Siberian cities are becoming more attractive for businesses that need a lot of human resources

18 june 2015 | Kommersant

‘The Kommersant reminds its readers that in March 2014, immediately after the Crimea's integration, a contest on the best strategy for development of Russia’s East was announced. At the time the Russian Government believed that it was in the fast growing Asia-Pacific region that new markets and sources of capital could be found. Moreover, Russia doesn’t need to make any special effort to move east: Russia already plays an important role in Asia-Pacific.’

Vladislav Onischenko
Vladislav Onischenko
First Deputy Head

Last year Russia and China entered into a series of bilateral memoranda of intentions in agriculture, finance and investment services, transport infrastructure, the paper writes.  Specifically, an agreement was signed to jointly build the Power of Siberia pipeline with a capacity of 38 billion cubic metres and the western section of the Altai pipeline (to be put into operation after 2020). One of the most hotly debated projects was a controlled access highway between Moscow and Kazan worth RUR 1.07 trillion. In addition China suggested building a 7 thousand km high speed rail line between Moscow and Beijing that’s supposed to cross Kazakhstan.

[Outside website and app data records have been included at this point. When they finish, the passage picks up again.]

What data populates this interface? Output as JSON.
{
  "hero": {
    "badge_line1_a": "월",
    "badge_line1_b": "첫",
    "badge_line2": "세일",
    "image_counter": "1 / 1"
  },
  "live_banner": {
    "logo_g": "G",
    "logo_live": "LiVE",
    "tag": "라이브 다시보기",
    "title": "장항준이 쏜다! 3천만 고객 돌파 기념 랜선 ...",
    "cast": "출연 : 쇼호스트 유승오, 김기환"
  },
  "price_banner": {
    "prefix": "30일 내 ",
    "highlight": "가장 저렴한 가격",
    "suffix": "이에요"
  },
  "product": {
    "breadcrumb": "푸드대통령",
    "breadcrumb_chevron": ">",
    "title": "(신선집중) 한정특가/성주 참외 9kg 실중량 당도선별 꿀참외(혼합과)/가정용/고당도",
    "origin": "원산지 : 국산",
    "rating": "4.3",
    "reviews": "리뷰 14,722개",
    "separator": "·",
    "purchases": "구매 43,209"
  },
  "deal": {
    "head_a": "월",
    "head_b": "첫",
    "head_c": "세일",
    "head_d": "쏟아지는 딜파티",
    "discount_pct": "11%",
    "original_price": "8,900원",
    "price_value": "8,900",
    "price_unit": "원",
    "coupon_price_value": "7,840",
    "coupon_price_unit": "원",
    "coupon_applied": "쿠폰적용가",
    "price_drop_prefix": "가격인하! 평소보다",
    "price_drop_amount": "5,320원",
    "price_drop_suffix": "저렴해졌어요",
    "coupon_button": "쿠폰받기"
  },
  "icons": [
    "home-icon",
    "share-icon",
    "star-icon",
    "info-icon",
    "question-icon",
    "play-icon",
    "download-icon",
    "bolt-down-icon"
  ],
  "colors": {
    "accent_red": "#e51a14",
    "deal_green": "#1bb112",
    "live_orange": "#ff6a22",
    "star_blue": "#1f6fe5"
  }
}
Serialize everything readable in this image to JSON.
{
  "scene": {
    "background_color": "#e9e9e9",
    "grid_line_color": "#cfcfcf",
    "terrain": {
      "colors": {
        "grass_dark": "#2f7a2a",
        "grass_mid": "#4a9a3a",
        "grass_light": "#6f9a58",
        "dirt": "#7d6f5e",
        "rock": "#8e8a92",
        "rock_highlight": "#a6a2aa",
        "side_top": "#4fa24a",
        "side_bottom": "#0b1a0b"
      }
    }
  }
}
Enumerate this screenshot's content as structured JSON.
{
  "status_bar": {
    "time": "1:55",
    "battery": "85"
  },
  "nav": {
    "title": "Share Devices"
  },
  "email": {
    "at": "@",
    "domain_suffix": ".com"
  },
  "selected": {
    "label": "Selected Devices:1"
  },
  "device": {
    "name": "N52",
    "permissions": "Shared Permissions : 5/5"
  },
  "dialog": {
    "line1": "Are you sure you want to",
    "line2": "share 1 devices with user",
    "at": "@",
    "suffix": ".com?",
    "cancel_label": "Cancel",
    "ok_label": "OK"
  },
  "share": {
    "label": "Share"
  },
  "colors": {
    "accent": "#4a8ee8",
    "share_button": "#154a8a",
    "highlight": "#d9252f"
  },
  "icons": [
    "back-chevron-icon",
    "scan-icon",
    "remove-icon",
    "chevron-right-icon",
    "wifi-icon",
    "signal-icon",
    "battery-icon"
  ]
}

"In addition to China, Russia may develop cooperation with Japan and South Korea, both countries with a lot of economic potential and strong high tech sectors that can give China a run for its money," the First Deputy Head of the Analytical Center Vladislav Onischenko told the Kommersant. The expert believes that in the future India may join this group. According to some projections in the next 10-15 years India has every chance to pull ahead of China economically. Indonesia’s also drawing a lot of attention, it’s a country with a booming economy that Russia doesn’t have well-developed links with yet."

Asian investors currently can make more money by investing in projects in European Russia with its high volume markets and more straightforward and predictable rules for doing business, the paper continues, while the Far East and Siberia are only interesting in terms of natural resources, the Kommersant claims.

"The Far Eastern market is not as large and it doesn’t offer a lot of opportunities for expansion. Sure the flow of goods from Asia is going to increase through the now expanded trading gates," Mr. Onischenko forecasts, "There are good prospects for agricultural development in the Far East and as consumption of groceries goes up in Asia, agricultural companies based in the Russian Far East can meet that rising demand. And we still have pretty good quality human capital and its price is falling, which is bad for the people but is good for our partners. Siberian cities are becoming more attractive for businesses that need to rely on large amount of human resources."